One night last summer, as David and his wife were asleep, they were almost killed when a drunk 19-year-old girl, already with two DWI’s under her belt, sped down that street around 2 a.m. and into the alley, jumping the high curb, plowing down the warning signs, crashing through the “reinforced” brick fence and through the brick wall of their bedroom.  The impact was so forceful, pieces of furniture from a bureau backing up to the alley-side wall flew across the bedroom, through the opposite wall and into an adjoining bathroom.  David attributes their Tempur-pedic mattress with saving them, since it folded up around them “like a burrito.”  (They still suffered injuries, including a broken wrist.) At first, he’d thought a bomb had gone off.  (Amazingly, just a few  doors down, our family was not awakened by the crash or the sirens that followed.)  Later, after we’d seen the damage as we drove down the alley and noticed the pile of broken furniture waiting to be picked up, David showed me photos from the accident on his phone. How weird to see a car halfway through a bedroom. David said that after he painfully climbed out and over the tangled wreckage that had been their bed, he confronted the driver, who was climbing our of her car at the same time, seemingly unharmed.  I was dying to know what she said first. “Did she apologize?” I asked.  “No,” he said.  “The first thing she said was, “How do I look?”

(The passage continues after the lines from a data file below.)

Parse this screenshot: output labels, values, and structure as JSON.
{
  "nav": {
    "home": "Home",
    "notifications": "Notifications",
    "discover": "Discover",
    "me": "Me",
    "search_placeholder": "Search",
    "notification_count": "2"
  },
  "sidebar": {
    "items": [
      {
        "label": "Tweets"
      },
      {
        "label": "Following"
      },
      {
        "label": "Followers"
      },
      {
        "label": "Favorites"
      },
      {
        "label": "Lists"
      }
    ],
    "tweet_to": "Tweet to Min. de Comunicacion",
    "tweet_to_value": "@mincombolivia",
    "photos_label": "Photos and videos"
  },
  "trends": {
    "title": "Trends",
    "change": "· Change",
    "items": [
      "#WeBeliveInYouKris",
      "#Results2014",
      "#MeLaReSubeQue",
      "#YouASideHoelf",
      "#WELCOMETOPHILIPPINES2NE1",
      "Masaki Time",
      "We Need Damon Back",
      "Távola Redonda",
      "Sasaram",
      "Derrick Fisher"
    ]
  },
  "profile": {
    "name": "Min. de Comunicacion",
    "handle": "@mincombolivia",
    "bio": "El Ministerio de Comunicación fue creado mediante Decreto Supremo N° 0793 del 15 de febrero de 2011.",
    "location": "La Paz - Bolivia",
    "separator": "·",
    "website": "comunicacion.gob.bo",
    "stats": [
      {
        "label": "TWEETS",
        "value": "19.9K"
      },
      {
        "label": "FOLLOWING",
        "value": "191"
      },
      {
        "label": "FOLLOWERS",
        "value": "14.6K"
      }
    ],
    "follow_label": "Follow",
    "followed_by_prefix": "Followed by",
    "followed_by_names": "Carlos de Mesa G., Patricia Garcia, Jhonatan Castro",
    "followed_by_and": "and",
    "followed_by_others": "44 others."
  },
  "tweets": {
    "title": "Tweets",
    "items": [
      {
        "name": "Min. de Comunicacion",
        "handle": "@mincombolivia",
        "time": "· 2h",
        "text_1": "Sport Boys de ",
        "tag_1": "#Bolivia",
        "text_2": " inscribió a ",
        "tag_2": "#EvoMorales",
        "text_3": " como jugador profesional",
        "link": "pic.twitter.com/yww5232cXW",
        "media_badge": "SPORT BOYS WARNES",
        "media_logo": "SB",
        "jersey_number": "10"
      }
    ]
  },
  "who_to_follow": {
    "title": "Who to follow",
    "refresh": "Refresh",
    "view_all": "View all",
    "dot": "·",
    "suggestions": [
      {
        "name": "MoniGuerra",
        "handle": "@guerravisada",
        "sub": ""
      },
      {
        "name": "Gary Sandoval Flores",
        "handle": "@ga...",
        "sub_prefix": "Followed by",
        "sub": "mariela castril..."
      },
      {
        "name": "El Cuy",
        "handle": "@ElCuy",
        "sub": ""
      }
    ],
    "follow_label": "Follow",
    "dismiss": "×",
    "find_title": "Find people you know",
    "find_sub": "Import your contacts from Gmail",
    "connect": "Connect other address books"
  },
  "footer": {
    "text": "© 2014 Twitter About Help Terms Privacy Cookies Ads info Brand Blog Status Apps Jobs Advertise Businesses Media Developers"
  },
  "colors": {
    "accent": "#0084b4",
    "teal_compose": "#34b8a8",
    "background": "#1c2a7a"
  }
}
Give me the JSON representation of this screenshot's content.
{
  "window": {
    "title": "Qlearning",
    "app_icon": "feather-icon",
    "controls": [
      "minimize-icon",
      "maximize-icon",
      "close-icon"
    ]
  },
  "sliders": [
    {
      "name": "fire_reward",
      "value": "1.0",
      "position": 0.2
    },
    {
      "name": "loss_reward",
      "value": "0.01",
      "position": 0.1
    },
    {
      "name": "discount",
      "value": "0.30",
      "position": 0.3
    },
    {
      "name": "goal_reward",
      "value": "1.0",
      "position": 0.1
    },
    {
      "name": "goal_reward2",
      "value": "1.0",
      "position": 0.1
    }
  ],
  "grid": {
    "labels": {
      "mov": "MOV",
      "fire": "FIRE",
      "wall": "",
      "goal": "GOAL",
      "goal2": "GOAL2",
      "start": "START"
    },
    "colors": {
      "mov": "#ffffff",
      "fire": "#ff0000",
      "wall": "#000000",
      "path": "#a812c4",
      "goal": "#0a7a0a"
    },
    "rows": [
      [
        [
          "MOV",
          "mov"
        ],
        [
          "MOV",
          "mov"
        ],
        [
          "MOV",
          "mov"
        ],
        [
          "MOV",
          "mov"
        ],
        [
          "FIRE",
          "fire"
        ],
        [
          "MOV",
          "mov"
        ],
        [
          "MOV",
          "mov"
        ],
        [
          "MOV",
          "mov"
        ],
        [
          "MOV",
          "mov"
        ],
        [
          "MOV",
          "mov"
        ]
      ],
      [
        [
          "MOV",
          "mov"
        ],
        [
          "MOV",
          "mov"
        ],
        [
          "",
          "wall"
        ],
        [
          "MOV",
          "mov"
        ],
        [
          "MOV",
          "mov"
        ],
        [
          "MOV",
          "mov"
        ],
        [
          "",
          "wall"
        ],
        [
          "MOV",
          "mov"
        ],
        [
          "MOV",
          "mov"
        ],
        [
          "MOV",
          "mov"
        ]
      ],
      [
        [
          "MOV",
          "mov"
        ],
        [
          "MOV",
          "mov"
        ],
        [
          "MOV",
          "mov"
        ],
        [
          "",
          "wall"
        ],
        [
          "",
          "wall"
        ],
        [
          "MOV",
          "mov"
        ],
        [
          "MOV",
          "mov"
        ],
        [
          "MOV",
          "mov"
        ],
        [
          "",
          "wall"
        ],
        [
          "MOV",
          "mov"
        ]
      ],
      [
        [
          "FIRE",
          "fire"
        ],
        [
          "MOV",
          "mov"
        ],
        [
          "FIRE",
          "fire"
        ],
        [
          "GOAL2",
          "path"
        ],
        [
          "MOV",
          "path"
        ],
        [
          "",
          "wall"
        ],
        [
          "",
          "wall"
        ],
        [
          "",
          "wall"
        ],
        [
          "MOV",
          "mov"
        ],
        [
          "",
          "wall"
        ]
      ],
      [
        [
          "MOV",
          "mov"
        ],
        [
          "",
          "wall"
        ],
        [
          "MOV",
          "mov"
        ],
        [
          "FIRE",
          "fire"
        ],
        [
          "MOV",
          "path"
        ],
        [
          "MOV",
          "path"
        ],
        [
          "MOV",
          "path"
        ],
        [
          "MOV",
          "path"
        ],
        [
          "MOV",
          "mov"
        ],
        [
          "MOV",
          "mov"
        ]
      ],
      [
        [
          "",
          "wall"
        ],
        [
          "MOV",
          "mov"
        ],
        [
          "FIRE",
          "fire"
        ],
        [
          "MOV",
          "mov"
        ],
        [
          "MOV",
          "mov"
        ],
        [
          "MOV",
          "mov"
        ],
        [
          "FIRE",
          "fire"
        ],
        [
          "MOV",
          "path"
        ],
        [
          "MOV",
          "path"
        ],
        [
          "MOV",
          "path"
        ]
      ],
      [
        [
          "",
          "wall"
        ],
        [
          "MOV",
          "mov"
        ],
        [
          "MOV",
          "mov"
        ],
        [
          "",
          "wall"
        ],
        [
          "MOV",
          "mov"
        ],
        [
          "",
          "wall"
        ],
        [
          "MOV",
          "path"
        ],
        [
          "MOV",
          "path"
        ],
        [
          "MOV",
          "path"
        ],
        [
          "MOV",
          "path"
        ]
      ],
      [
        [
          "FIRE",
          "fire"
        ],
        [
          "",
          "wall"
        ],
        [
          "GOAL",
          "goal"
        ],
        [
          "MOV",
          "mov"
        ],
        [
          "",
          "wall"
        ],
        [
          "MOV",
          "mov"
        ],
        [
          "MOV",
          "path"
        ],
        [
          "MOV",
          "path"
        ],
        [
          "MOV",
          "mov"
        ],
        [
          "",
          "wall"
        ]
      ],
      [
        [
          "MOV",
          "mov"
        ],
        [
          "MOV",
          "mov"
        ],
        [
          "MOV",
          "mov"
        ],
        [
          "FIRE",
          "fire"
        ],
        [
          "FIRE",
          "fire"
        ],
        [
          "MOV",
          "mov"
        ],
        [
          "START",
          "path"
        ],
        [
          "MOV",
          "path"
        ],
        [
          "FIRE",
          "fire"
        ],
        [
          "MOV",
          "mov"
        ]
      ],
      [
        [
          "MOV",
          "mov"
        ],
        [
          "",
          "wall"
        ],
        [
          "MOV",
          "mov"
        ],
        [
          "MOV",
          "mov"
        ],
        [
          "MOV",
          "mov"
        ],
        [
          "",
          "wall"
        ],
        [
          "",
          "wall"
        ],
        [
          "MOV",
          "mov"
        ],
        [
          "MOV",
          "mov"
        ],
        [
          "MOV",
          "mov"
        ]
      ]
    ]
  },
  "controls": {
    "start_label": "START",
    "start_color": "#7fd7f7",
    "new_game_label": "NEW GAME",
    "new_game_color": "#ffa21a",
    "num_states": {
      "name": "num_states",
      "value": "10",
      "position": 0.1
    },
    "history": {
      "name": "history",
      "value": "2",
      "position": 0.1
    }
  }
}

Apparently she was worried that she’d been disfigured or cut up by the accident. Not about whether she’d killed someone or caused tens of thousands of dollars in damage.  There was never an apology, and never has been an apology since.  David said she was taken into custody and quickly bailed out by her parents (or bonded out? I’m not sure of the correct term here).  “Are you kidding me!?” I asked.   They bailed her out, just as they’d no doubt done previously.  How did she even have a car to drive? If my child had (God forbid) one DWI, let alone two, I think the city bus would be her primary mode of transportation for a long time. But driving while intoxicated, almost killing two people and wrecking their house? Shouldn’t your “adult child” driver experience “police custody” longer than a couple hours? I’m thinking longer than a couple weeks…

David and his wife thought about selling their house and moving away after the accident.  Instead, they now sleep in a different room. Even though the girl was insured by a large, well-known insurance company, they have yet to collect anything from her insurance for the medical bills and costs to repair the house and fence.  If you were parents with any kind of integrity, wouldn’t you perhaps, in addition to jail and rehab, have your child actually get out there in the hot sun and work with the crew to fix the large, gaping hole that had to be covered in plastic sheeting for days? Maybe bring some meals to David and his wife? Write an apology letter??????  The more helicopter parents there are in this world, ready to fix their child’s problems so their child experiences as little pain as possible, and then act like it was never a problem in the first place, the more unsafe we all are.